What is needed:
Each entry needs to be reproduced exactly, with none left out.

Extracted records:

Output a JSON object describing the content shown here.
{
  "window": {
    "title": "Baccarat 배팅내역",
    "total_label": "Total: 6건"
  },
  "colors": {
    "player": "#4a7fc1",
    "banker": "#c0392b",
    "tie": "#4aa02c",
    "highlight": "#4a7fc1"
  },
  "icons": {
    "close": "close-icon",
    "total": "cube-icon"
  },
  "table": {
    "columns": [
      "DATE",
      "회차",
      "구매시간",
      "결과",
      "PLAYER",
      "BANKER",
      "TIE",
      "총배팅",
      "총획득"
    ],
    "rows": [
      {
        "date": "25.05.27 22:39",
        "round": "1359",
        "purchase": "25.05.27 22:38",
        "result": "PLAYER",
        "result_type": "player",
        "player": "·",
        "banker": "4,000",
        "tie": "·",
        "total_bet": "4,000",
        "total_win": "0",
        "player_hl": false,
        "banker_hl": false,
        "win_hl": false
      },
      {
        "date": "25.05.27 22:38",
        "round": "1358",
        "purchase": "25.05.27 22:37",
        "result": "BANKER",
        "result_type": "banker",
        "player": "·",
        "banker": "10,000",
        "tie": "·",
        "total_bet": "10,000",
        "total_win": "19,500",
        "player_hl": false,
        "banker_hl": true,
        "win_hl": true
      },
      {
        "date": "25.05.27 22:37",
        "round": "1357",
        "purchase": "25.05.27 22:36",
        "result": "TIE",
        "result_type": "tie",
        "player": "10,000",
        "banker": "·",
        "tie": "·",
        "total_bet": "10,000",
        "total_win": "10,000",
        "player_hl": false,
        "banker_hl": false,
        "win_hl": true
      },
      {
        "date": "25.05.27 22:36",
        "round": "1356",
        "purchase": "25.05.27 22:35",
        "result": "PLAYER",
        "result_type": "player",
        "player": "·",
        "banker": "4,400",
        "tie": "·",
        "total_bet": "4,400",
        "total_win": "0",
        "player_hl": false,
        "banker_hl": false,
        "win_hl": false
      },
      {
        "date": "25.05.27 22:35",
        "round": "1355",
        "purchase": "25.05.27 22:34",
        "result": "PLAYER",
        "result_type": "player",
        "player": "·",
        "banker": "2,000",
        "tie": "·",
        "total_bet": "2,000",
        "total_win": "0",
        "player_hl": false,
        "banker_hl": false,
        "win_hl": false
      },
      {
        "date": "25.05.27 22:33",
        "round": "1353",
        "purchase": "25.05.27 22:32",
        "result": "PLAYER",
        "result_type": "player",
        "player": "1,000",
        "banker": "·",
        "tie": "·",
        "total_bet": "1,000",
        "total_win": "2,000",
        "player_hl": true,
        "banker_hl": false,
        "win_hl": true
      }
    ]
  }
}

Solved problem:
Output a JSON object describing the content shown here.
{
  "window": {
    "title": "Baccarat 배팅내역",
    "total_label": "Total: 6건"
  },
  "colors": {
    "player": "#4a7fc1",
    "banker": "#c0392b",
    "tie": "#4aa02c",
    "highlight": "#4a7fc1"
  },
  "icons": {
    "close": "close-icon",
    "total": "cube-icon"
  },
  "table": {
    "columns": [
      "DATE",
      "회차",
      "구매시간",
      "결과",
      "PLAYER",
      "BANKER",
      "TIE",
      "총배팅",
      "총획득"
    ],
    "rows": [
      {
        "date": "25.05.27 22:39",
        "round": "1359",
        "purchase": "25.05.27 22:38",
        "result": "PLAYER",
        "result_type": "player",
        "player": "·",
        "banker": "4,000",
        "tie": "·",
        "total_bet": "4,000",
        "total_win": "0",
        "player_hl": false,
        "banker_hl": false,
        "win_hl": false
      },
      {
        "date": "25.05.27 22:38",
        "round": "1358",
        "purchase": "25.05.27 22:37",
        "result": "BANKER",
        "result_type": "banker",
        "player": "·",
        "banker": "10,000",
        "tie": "·",
        "total_bet": "10,000",
        "total_win": "19,500",
        "player_hl": false,
        "banker_hl": true,
        "win_hl": true
      },
      {
        "date": "25.05.27 22:37",
        "round": "1357",
        "purchase": "25.05.27 22:36",
        "result": "TIE",
        "result_type": "tie",
        "player": "10,000",
        "banker": "·",
        "tie": "·",
        "total_bet": "10,000",
        "total_win": "10,000",
        "player_hl": false,
        "banker_hl": false,
        "win_hl": true
      },
      {
        "date": "25.05.27 22:36",
        "round": "1356",
        "purchase": "25.05.27 22:35",
        "result": "PLAYER",
        "result_type": "player",
        "player": "·",
        "banker": "4,400",
        "tie": "·",
        "total_bet": "4,400",
        "total_win": "0",
        "player_hl": false,
        "banker_hl": false,
        "win_hl": false
      },
      {
        "date": "25.05.27 22:35",
        "round": "1355",
        "purchase": "25.05.27 22:34",
        "result": "PLAYER",
        "result_type": "player",
        "player": "·",
        "banker": "2,000",
        "tie": "·",
        "total_bet": "2,000",
        "total_win": "0",
        "player_hl": false,
        "banker_hl": false,
        "win_hl": false
      },
      {
        "date": "25.05.27 22:33",
        "round": "1353",
        "purchase": "25.05.27 22:32",
        "result": "PLAYER",
        "result_type": "player",
        "player": "1,000",
        "banker": "·",
        "tie": "·",
        "total_bet": "1,000",
        "total_win": "2,000",
        "player_hl": true,
        "banker_hl": false,
        "win_hl": true
      }
    ]
  }
}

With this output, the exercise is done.